As levels are uploaded within a few short hours to the server, Course World offers an abundance of user-created levels. Players can scroll through courses by difficulty level, their maker, or through the Featured, Up and Coming and Star Ranking course tabs. But if you don’t fancy choosing any yourself, you can play through randomly selected courses in the 100 Mario run. By playing with either the Wii U GamePad, Wii Remote, Classic Controller Pro and Wii U Pro Controller, take on eight different user-created levels with 100 Mario lives at your disposal. This is a great way to find newly uploaded courses by other users, specifically those that haven’t been highlighted by Nintendo’s servers.

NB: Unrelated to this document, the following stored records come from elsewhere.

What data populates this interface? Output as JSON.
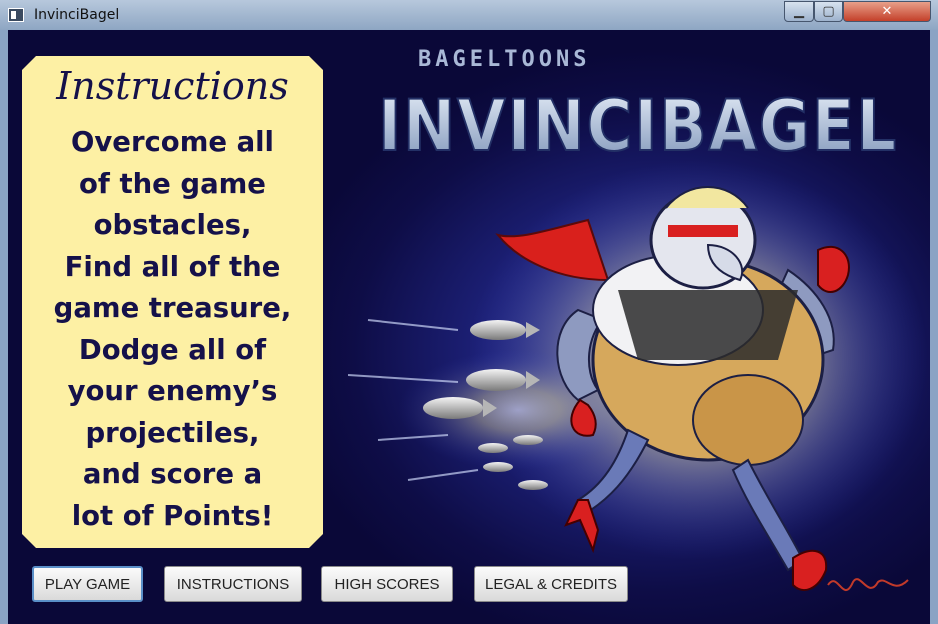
{
  "window": {
    "title": "InvinciBagel",
    "controls": {
      "minimize": "▁",
      "maximize": "▢",
      "close": "✕"
    }
  },
  "instructions": {
    "title": "Instructions",
    "text": "Overcome all\nof the game\nobstacles,\nFind all of the\ngame treasure,\nDodge all of\nyour enemy’s\nprojectiles,\nand score a\nlot of Points!"
  },
  "artwork": {
    "studio": "BAGELTOONS",
    "logo": "INVINCIBAGEL"
  },
  "buttons": {
    "play": "PLAY GAME",
    "instructions": "INSTRUCTIONS",
    "high_scores": "HIGH SCORES",
    "legal": "LEGAL & CREDITS"
  },
  "colors": {
    "background": "#13105a",
    "panel": "#fdf0a4",
    "panel_text": "#15114a",
    "hero_cape": "#d9201c"
  }
}
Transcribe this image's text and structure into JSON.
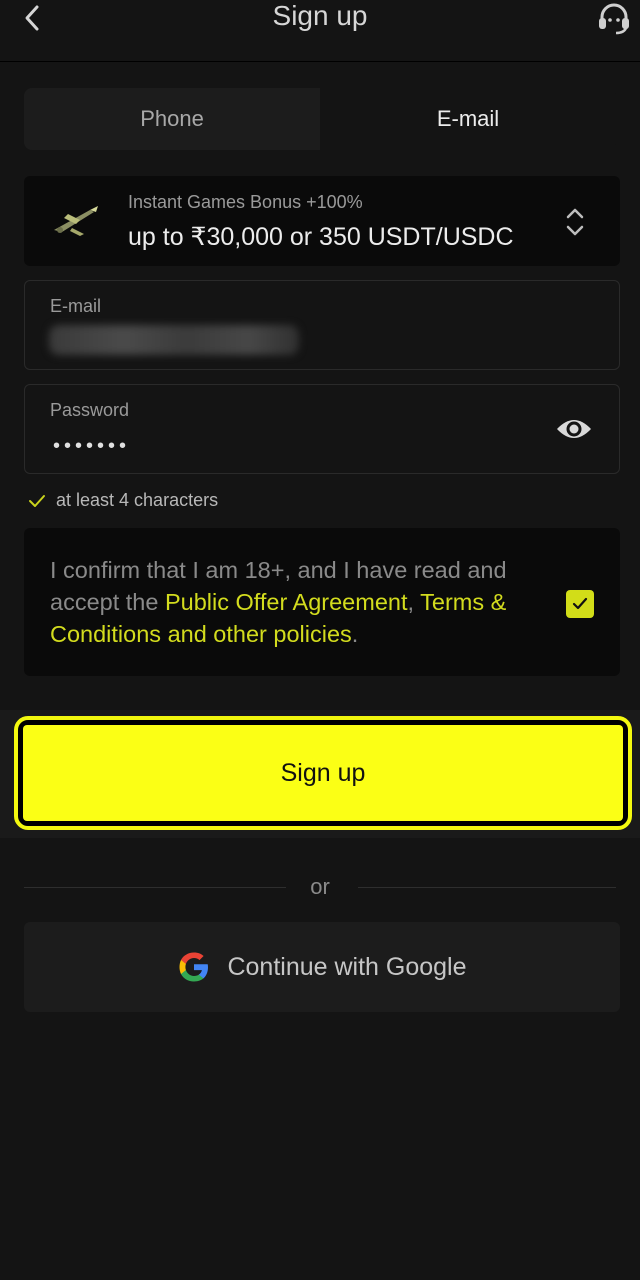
{
  "header": {
    "title": "Sign up",
    "back_icon": "chevron-left-icon",
    "support_icon": "headset-icon"
  },
  "tabs": [
    {
      "label": "Phone",
      "active": false
    },
    {
      "label": "E-mail",
      "active": true
    }
  ],
  "bonus": {
    "subtitle": "Instant Games Bonus +100%",
    "main": "up to ₹30,000 or 350 USDT/USDC",
    "icon": "airplane-icon",
    "selector_icon": "up-down-chevron-icon"
  },
  "email": {
    "label": "E-mail",
    "value_obscured": true
  },
  "password": {
    "label": "Password",
    "value": "•••••••",
    "toggle_icon": "eye-icon"
  },
  "hint": {
    "text": "at least 4 characters"
  },
  "consent": {
    "text_part1": "I confirm that I am 18+, and I have read and accept the ",
    "link1": "Public Offer Agreement",
    "sep": ", ",
    "link2": "Terms & Conditions and other policies",
    "end": ".",
    "checked": true
  },
  "signup": {
    "label": "Sign up"
  },
  "divider": {
    "label": "or"
  },
  "google": {
    "label": "Continue with Google",
    "icon": "google-icon"
  },
  "colors": {
    "background": "#141414",
    "accent": "#fbff15",
    "link": "#d3dc1e",
    "check": "#d2dd18"
  }
}
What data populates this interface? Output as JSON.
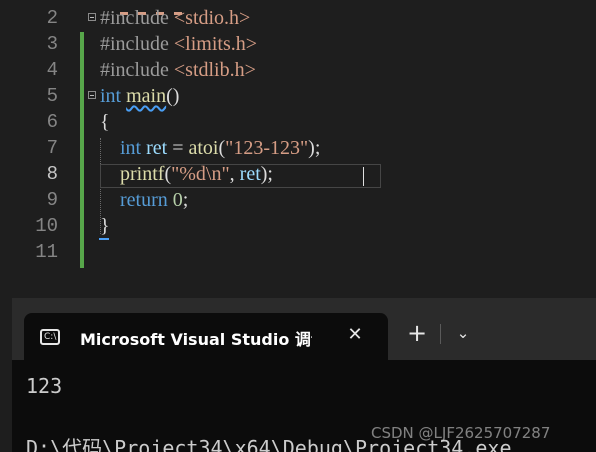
{
  "editor": {
    "lines": [
      {
        "number": "2",
        "parts": {
          "a": "#include",
          "b": " <stdio.h>"
        }
      },
      {
        "number": "3",
        "parts": {
          "a": "#include",
          "b": " <limits.h>"
        }
      },
      {
        "number": "4",
        "parts": {
          "a": "#include",
          "b": " <stdlib.h>"
        }
      },
      {
        "number": "5",
        "parts": {
          "a": "int",
          "b": " ",
          "c": "main",
          "d": "()"
        }
      },
      {
        "number": "6",
        "parts": {
          "a": "{"
        }
      },
      {
        "number": "7",
        "parts": {
          "a": "    int",
          "b": " ",
          "c": "ret",
          "d": " = ",
          "e": "atoi",
          "f": "(",
          "g": "\"123-123\"",
          "h": ");"
        }
      },
      {
        "number": "8",
        "parts": {
          "a": "    printf",
          "b": "(",
          "c": "\"%d\\n\"",
          "d": ", ",
          "e": "ret",
          "f": ");"
        }
      },
      {
        "number": "9",
        "parts": {
          "a": "    return",
          "b": " ",
          "c": "0",
          "d": ";"
        }
      },
      {
        "number": "10",
        "parts": {
          "a": "}"
        }
      },
      {
        "number": "11",
        "parts": {}
      }
    ],
    "current_line": "8"
  },
  "console": {
    "tab_title": "Microsoft Visual Studio 调试控制台",
    "tab_icon_glyph": "C:\\",
    "close_glyph": "✕",
    "new_tab_glyph": "+",
    "dropdown_glyph": "⌄",
    "output": [
      "123",
      "D:\\代码\\Project34\\x64\\Debug\\Project34.exe"
    ]
  },
  "watermark": "CSDN @LJF2625707287",
  "colors": {
    "keyword": "#569cd6",
    "function": "#dcdcaa",
    "variable": "#9cdcfe",
    "string": "#d69d85",
    "number": "#b5cea8",
    "change_bar": "#57a64a"
  },
  "icons": [
    "terminal-icon",
    "close-icon",
    "plus-icon",
    "chevron-down-icon",
    "fold-icon"
  ]
}
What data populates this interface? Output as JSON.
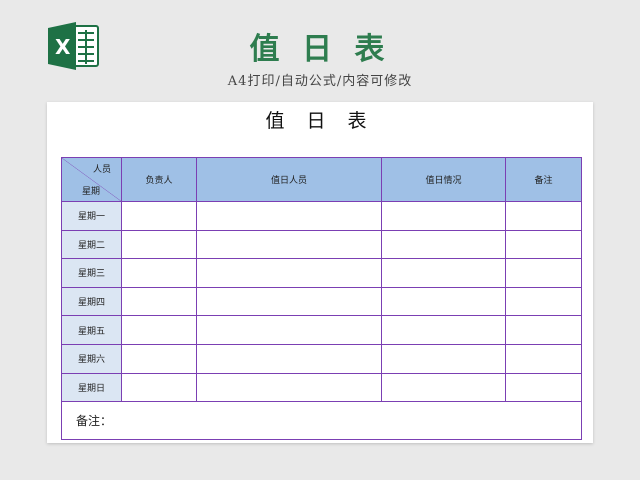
{
  "header": {
    "title": "值 日 表",
    "subtitle": "A4打印/自动公式/内容可修改",
    "logo_icon": "excel-logo-icon",
    "logo_letter": "X",
    "brand_color": "#2e7d4f"
  },
  "sheet": {
    "title": "值 日 表",
    "corner_top": "人员",
    "corner_bottom": "星期",
    "columns": [
      "负责人",
      "值日人员",
      "值日情况",
      "备注"
    ],
    "rows": [
      "星期一",
      "星期二",
      "星期三",
      "星期四",
      "星期五",
      "星期六",
      "星期日"
    ],
    "notes_label": "备注：",
    "border_color": "#7b3fb3",
    "header_color": "#9fc0e6",
    "day_cell_color": "#dbe6f3"
  }
}
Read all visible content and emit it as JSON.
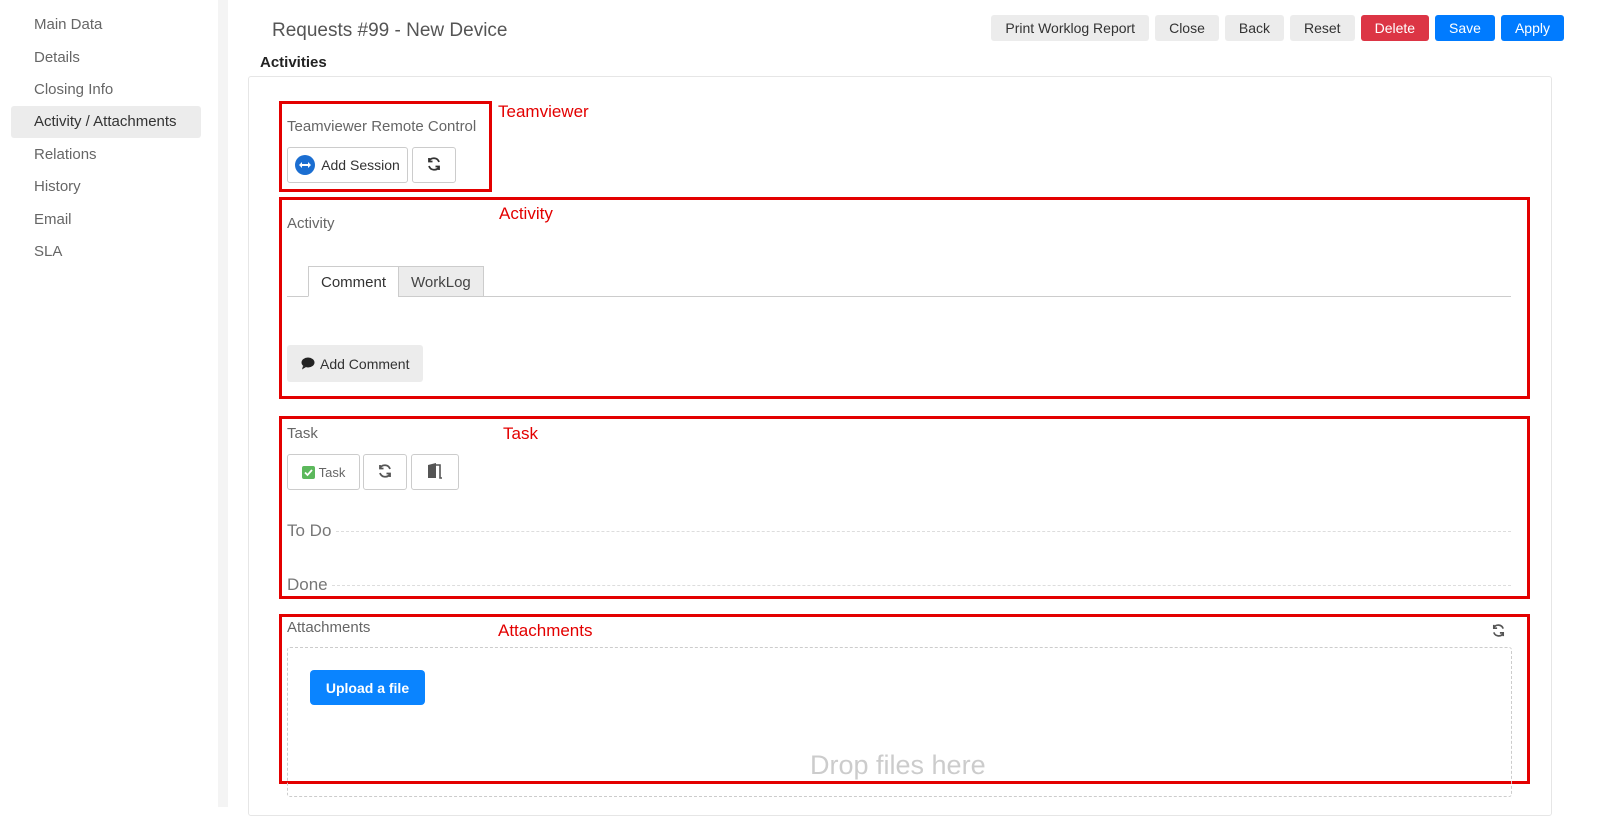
{
  "sidebar": {
    "items": [
      {
        "label": "Main Data"
      },
      {
        "label": "Details"
      },
      {
        "label": "Closing Info"
      },
      {
        "label": "Activity / Attachments",
        "active": true
      },
      {
        "label": "Relations"
      },
      {
        "label": "History"
      },
      {
        "label": "Email"
      },
      {
        "label": "SLA"
      }
    ]
  },
  "header": {
    "title": "Requests #99 - New Device",
    "buttons": {
      "print": "Print Worklog Report",
      "close": "Close",
      "back": "Back",
      "reset": "Reset",
      "delete": "Delete",
      "save": "Save",
      "apply": "Apply"
    }
  },
  "section_title": "Activities",
  "teamviewer": {
    "annotation": "Teamviewer",
    "label": "Teamviewer Remote Control",
    "add_session": "Add Session",
    "refresh_icon": "refresh-icon"
  },
  "activity": {
    "annotation": "Activity",
    "label": "Activity",
    "tabs": [
      {
        "label": "Comment",
        "active": true
      },
      {
        "label": "WorkLog",
        "active": false
      }
    ],
    "add_comment": "Add Comment"
  },
  "task": {
    "annotation": "Task",
    "label": "Task",
    "task_button": "Task",
    "todo": "To Do",
    "done": "Done"
  },
  "attachments": {
    "annotation": "Attachments",
    "label": "Attachments",
    "upload": "Upload a file",
    "drop_text": "Drop files here"
  },
  "colors": {
    "primary": "#007bff",
    "danger": "#dc3545",
    "annotation": "#e30000"
  }
}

There’s even a handy skip option if you’re finding a level too difficult or frustrating.
Super Mario Maker isn’t just a game for creators though as it also offers a 10 Mario offline mode to rival its online one. With over 70 levels designed by Nintendo’s EAD team, you must clear 8 levels with just 10 Mario lives in order to rescue Princess Peach. Super Star Dash, Find the Fireflower, Dry Bones Stampede, and Zig-Zag Lava Bubbles are utterly charming, fun and fresh levels to play through. But since the courses are entirely randomised, you’ll most likely run into the same ones repeatedly and – unlike 100 Mario – there’s no option to skip them. For players, then, Super Mario Maker is extremely light on content. Perhaps a mode similar to those seen in NES Remix placed as a single-player campaign would have given us something extra to chew on.
With longevity for creators, Super Mario Maker is an incredible design tool. But it’s a title that is solely reliant on user-created content, and therein lies its predicament. Truly amazing in short bursts but how long until the imagination well runs dry? Perhaps we’ll need to question how long that piece of string is first, then add wings to it.